Family-run businesses still exist and it is likely that they will continue to exist for a considerable time. How did these firms come into being and, above all, how are they developing today, tackling social and economic turbulence which could not be predicted up to a few years ago? The subject is an important one in many respects, last but not least because some of the most important and representative family-run businesses trading today are in Italy. A better understanding of these special enterprises therefore means a better understanding also of the path taken by many of our companies in past decades. All in all it also aids in understanding some of the reasons behind our current economic situation. If then a survey of this kind is performed by comparing Italy with other countries then everything is even more interesting.
A similar survey has been carried out by Andrea Colli and Mats Larsson, the former from the Bocconi University in Milan and the latter from Uppsala University, in their Family business and business history: An example of comparative research, a study recently published in Business History which has two objectives: efficient use of the method of comparative economic analysis and the identification, by this method, of how family firms have evolved in Italy and Sweden. More important still is the result achieved by the two academics and which they themselves effectively explain in their work.
“A comparison between family firms in Italy and Sweden shows that the development of family business in these two countries exhibited extensive similarities during the early decades of the twentieth century. However after World War II the two countries became more diversified in terms of their industrial structure. While Swedish family firms became an important part of national big business, Italian family businesses developed into smaller and more flexible organisations”. However this is not enough as the two continue by explaining how in Sweden family-run businesses have succeeded in covering important roles in industries of high technological intensity; whereas in Italy “even if present among the largest in the country”, the same types of company are mostly found in areas other than high-tech ones and demonstrate an inferior organisational sophistication compared to similar firms in Sweden.
A question of corporate culture or of social and institutional context? Difficult to say for sure.

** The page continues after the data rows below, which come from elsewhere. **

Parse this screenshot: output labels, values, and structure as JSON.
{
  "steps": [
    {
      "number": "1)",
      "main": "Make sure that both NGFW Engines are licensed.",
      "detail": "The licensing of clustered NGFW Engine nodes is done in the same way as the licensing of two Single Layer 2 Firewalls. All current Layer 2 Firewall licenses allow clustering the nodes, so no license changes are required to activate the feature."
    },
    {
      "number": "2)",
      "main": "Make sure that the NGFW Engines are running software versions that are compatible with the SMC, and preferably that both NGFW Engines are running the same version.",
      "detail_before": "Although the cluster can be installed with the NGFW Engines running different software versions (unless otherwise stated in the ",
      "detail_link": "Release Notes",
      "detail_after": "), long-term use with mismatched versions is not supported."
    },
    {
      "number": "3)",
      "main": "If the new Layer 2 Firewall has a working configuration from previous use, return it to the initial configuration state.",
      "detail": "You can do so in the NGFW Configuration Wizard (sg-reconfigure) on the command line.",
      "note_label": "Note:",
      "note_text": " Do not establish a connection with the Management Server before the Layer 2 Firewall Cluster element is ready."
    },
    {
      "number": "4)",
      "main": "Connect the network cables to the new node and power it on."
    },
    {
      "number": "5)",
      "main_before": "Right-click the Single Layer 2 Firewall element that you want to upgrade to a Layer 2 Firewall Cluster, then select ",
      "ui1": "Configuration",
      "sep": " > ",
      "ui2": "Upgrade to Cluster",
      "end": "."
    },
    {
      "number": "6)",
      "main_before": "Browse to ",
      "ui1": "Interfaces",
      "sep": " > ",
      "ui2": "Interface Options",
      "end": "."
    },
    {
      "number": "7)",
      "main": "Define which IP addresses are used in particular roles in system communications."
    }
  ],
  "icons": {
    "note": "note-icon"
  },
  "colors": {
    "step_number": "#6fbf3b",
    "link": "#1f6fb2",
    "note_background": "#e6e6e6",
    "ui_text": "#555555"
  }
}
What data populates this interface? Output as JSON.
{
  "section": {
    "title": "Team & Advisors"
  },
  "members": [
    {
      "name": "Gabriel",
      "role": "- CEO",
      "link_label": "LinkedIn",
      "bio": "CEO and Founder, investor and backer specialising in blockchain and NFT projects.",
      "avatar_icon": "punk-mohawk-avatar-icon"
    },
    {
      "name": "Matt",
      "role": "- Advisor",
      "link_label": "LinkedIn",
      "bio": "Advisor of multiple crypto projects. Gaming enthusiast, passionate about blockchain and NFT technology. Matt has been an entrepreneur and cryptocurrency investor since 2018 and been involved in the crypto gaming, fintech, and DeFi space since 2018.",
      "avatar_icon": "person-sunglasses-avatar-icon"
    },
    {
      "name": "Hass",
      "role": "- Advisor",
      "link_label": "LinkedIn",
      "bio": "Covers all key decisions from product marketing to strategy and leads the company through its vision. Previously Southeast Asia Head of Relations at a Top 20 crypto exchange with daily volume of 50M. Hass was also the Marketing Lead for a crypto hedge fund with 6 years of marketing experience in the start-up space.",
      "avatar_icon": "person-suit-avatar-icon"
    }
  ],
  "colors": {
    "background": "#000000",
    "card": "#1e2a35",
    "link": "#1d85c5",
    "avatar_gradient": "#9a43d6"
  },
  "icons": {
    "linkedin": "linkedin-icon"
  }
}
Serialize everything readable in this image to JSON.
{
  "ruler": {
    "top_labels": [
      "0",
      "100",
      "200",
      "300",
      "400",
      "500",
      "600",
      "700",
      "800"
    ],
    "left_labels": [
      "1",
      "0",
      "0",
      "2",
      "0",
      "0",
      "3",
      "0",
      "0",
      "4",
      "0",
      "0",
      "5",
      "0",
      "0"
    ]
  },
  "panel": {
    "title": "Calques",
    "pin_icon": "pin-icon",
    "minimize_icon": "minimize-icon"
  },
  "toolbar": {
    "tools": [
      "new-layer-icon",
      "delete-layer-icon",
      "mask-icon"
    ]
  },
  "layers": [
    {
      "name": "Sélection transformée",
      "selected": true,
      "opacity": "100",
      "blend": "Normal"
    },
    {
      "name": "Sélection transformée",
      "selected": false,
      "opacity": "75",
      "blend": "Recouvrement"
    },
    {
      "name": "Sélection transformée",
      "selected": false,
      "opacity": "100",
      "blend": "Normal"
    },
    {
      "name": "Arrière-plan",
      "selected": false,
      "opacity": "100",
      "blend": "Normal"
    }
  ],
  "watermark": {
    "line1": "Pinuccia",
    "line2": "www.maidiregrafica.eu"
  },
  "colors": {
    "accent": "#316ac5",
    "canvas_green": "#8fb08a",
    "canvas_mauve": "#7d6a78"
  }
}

One thing certain is that the work by Colli and Larsson aids in understanding how much has happened and what is still happening.
Family business and business history: An example of comparative research
Andrea Colli, Mats Larsson
Business History – Taylor and Francis, 23 September 2013